Politicians seem pretty universally confused—about many things, but particularly incentives. Merriam-Webster defines “incentive” thusly: “Something that incites or has a tendency to incite to determination or action.” But incentives can be perverse things, too—for though the definition might imply incentives typically spur folks to do something they should (for whatever reason), they can equally inspire folks to do things not intended or less than ideal (at least from politicians’ perspectives). It seems, though, politicians may be getting (yet another) first-hand lesson in the finer points of incentives this summer—with corn prices.
Back in 2007, the federal government passed the Energy Independence and Security Act, which mandated fuel refiners blend corn alcohol into petroleum-based fuels. (It also required oil companies blend certain amounts of cellulosic ethanol into fuel or face steep fines. But cellulosic ethanol doesn’t exist in terribly meaningful quantities—so most companies are paying billions annually in fines for their failure [read: incontrovertible inability] to comply. But that’s for another column….)
Near-instantaneously, corn producers began increasing production—which, according to basic macroeconomic theory, would typically result in lower overall prices, all else equal. But all else wasn’t equal: Some 40% of the annual corn crop was scooped up by energy producers in order to comply with the new federal mandates.

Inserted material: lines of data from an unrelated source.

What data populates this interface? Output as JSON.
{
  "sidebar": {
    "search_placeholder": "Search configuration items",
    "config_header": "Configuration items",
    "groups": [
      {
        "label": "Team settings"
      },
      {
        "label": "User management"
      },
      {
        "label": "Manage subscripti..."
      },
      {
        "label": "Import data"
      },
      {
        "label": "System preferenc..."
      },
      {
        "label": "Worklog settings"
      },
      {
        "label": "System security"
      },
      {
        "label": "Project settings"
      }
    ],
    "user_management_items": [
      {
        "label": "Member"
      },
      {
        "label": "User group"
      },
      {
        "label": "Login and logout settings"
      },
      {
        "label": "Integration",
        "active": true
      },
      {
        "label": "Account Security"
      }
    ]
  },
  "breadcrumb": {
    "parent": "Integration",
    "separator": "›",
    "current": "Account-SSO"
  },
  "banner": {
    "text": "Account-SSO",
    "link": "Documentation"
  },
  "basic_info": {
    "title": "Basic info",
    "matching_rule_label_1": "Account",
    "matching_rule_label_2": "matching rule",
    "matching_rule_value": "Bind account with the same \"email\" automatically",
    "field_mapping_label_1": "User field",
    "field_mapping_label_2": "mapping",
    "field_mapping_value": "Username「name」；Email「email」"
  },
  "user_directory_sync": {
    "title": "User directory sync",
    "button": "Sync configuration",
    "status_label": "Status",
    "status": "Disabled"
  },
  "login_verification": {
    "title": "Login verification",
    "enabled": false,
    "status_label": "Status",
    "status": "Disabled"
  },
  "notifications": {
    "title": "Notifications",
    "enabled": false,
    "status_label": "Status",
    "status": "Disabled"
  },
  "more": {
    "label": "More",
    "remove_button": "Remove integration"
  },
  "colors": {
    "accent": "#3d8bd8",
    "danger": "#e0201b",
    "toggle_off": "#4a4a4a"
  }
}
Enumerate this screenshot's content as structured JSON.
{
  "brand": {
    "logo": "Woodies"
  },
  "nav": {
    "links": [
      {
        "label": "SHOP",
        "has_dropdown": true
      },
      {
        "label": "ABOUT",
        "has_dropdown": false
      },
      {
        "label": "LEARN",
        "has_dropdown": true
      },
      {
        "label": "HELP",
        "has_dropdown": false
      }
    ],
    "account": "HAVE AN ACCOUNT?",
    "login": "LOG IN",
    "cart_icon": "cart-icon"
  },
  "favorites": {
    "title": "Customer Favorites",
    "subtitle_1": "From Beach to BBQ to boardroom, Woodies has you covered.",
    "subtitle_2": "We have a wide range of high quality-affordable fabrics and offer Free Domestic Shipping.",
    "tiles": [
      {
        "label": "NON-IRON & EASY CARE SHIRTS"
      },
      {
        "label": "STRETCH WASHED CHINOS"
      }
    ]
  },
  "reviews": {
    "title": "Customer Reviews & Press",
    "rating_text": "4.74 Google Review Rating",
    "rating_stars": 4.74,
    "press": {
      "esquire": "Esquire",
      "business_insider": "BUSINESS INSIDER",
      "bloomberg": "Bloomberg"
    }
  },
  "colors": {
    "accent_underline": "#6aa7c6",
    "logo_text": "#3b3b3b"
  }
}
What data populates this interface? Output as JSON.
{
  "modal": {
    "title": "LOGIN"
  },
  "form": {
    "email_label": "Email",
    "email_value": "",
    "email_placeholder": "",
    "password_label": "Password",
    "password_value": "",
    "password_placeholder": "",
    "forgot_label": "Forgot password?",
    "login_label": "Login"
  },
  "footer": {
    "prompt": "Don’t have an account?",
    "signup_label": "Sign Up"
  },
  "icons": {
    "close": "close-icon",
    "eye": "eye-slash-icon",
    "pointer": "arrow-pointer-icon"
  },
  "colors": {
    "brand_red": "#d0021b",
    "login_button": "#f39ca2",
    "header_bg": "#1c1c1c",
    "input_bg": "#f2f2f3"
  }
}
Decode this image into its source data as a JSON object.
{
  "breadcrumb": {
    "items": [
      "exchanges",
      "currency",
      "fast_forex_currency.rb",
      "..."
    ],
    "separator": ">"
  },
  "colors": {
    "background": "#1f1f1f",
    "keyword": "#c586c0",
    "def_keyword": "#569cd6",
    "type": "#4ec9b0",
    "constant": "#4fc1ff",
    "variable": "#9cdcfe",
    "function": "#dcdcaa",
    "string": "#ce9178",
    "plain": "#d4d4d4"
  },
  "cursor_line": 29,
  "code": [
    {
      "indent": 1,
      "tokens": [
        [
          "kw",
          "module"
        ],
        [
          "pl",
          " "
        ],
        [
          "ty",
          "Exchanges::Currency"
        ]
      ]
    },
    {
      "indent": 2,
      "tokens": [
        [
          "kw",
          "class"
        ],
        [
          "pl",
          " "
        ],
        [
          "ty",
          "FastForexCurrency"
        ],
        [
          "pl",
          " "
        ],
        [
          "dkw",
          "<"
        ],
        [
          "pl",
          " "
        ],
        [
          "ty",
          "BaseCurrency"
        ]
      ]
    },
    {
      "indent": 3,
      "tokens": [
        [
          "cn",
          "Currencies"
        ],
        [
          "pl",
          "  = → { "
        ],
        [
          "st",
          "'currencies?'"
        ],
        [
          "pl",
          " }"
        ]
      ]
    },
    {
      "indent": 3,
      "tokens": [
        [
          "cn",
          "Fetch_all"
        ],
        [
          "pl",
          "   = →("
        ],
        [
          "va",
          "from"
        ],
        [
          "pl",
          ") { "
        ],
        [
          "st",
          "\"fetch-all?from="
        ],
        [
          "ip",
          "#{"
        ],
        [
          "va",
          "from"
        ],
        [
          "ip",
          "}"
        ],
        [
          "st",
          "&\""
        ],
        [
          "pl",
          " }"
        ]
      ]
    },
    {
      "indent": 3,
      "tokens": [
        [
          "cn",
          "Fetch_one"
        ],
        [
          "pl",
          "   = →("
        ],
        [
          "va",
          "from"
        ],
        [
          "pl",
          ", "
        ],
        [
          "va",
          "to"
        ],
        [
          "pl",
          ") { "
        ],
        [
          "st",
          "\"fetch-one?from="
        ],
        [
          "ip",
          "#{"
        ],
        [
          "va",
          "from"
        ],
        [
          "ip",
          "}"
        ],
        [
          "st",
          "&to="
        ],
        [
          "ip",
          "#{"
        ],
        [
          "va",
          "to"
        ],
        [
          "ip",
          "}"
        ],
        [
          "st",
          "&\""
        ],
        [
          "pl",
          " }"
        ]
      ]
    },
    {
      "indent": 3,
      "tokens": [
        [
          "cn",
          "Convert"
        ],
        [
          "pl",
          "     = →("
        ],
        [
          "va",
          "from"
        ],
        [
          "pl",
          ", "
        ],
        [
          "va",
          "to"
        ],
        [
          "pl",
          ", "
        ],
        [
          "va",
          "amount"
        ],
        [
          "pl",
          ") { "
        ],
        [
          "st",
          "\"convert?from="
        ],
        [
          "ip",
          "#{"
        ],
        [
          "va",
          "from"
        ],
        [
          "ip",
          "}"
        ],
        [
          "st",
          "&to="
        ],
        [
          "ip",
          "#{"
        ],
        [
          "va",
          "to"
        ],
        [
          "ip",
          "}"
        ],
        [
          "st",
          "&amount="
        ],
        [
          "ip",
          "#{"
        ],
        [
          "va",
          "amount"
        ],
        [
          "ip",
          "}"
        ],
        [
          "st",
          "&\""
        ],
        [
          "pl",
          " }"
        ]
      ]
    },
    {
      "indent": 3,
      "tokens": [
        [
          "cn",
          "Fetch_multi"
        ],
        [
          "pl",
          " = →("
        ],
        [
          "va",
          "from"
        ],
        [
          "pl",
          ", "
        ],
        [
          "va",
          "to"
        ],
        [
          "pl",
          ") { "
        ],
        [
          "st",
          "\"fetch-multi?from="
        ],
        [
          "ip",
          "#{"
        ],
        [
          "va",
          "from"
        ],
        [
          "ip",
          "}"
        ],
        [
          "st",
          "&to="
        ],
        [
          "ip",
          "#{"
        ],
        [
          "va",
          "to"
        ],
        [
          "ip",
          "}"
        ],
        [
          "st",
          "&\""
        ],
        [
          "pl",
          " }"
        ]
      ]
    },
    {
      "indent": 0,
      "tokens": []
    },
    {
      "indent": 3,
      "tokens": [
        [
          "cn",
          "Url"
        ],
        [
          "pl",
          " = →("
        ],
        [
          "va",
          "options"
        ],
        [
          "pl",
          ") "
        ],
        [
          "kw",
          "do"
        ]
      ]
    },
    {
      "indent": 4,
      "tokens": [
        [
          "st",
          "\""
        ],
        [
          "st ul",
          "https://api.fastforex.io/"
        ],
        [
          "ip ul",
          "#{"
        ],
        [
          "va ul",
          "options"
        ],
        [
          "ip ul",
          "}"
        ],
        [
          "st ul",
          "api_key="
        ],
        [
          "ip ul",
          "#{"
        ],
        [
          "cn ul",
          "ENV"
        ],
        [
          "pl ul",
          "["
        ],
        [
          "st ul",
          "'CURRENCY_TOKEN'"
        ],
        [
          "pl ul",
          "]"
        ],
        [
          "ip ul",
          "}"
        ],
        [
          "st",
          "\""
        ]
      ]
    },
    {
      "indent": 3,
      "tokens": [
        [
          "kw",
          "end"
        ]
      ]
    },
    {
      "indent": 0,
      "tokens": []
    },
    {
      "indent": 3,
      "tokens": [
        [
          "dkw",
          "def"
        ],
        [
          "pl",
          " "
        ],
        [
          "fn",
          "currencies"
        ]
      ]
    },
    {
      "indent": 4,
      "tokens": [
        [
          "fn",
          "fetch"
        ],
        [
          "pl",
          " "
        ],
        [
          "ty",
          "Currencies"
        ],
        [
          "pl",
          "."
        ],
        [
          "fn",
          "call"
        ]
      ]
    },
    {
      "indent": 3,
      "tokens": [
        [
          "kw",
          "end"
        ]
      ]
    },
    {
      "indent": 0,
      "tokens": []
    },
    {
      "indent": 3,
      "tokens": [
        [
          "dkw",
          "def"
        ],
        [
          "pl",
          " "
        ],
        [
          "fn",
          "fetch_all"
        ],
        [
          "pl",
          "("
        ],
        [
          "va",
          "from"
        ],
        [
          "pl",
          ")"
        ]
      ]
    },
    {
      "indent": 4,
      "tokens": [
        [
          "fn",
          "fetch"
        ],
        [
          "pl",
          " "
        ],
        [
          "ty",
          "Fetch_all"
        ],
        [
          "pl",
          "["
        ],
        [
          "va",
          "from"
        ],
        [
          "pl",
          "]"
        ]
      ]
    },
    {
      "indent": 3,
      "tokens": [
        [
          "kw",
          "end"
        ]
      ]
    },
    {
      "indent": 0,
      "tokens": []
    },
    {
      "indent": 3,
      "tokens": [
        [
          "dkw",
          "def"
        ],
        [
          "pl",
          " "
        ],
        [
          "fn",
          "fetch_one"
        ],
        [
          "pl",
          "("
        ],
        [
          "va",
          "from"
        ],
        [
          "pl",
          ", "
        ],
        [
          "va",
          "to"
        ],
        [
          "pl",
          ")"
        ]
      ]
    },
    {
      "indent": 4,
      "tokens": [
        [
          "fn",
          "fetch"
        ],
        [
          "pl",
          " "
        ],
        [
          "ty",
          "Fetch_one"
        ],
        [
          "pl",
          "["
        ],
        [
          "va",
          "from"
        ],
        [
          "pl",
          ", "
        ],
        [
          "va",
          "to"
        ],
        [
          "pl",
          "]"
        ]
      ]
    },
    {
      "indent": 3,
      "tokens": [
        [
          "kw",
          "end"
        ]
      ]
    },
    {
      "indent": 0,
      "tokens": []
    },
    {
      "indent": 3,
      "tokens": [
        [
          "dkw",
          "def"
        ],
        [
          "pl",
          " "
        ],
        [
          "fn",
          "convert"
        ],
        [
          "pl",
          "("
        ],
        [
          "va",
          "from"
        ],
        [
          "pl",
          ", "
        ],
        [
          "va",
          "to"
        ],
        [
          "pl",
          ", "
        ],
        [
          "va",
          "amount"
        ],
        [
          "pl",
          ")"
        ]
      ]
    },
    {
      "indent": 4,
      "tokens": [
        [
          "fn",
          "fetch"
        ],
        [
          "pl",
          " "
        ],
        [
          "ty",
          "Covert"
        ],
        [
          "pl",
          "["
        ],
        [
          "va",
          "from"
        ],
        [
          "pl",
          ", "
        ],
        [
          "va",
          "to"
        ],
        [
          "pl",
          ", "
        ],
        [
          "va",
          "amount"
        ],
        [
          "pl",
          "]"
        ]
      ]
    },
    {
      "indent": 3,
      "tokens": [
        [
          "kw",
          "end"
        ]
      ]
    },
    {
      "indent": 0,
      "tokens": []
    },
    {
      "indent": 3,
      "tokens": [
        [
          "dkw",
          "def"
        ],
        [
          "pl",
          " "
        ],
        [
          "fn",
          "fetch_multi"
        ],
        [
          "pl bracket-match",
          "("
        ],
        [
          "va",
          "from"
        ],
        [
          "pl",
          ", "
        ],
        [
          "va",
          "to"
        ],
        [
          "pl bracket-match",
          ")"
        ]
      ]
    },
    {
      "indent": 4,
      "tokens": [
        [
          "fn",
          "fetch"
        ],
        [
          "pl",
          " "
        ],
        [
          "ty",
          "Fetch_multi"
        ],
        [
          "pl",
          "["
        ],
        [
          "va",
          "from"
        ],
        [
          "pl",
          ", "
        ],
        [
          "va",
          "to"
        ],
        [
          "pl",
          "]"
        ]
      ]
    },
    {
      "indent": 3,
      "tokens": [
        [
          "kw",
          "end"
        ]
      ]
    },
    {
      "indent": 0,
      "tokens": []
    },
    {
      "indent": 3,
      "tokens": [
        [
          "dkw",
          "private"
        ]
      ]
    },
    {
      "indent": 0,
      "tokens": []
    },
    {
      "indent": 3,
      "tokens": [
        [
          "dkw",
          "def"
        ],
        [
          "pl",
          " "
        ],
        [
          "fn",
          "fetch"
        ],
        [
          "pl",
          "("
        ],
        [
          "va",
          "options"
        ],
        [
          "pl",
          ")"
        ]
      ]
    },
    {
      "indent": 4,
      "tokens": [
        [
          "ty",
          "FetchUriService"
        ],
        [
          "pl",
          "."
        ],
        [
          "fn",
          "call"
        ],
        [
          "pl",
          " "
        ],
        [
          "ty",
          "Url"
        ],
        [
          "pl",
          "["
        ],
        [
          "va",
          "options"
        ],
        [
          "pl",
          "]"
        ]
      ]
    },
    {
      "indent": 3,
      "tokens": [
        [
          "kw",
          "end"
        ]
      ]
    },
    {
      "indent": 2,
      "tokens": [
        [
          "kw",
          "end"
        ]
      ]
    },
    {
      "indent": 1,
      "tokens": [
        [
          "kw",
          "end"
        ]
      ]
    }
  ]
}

Fast-forward to 2012 and factor in a drought, and the situation starts looking trickier, to say the least. As supply has shrunk this summer due to the drought alone, the fact energy producers must still comply with (fixed) ethanol mandates means there’s even less corn than usual to meet demand. In other words, just because there’s less corn this year doesn’t mean energy producers must include less ethanol in petroleum-based fuels—ostensibly resulting in energy taking a bigger chunk of corn harvests than usual.
Adding to the difficulty, rising corn prices are incentivizing (that word again) beef and pork producers to slaughter stock sooner because of incrementally higher feed costs this year. Which is potentially setting us up for not only a corn shortage next year (as farmers dip into excess stores this year to meet demand), but also potentially a beef and pork shortage—which would likely incrementally increase those prices, too.
Now, to be sure, capital markets are flexible animals, as we’ve said before. And prices are themselves incentives. As they increase, they’ll likely encourage a couple complementary actions: Consumers likely decrease their consumption of increasingly expensive goods some and find substitutes to the extent they can, and additional suppliers likely begin producing corn, beef, pork, etc. as they’re attracted by the possibility of bigger profits from higher prices.
But that doesn’t diminish the silliness of the ethanol mandate in the first place—without which it’s entirely possible all the shuffling just described would be relatively less necessary (though there’d no doubt still be some shifting due to the drought’s effects alone).
The reality is, no matter the attractiveness of the end goal—in this case, ostensibly increasing America’s “energy independence” by encouraging alternative energy development—if it’s not economically viable without government propping up, it’s far more likely to create perverse incentives and/or unintended consequences that do more harm than good. Maybe not immediately—we’re five years out from the Energy Independence and Security Act’s passage—but certainly at some point.
A far better alternative, in our view, would be allowing the free market to determine whether, when, who, in what quantities, etc. to produce alternative energy. How does it do that? Through its own incentives—namely, through prices and profit potential. And through millions of choices made by billions of consumers over time, all of whom are pursuing their own (usually) rational self-interest. As new technologies surface, folks will undoubtedly capitalize on them. And when the time’s right, economies will shift to those technologies, capturing whatever benefits are to be had—increased efficiency, decreased costs, etc. But until such time, attempting to force change through “incentives” likely yields poor results. A lesson of which it unfortunately seems our politicians need continual reminding.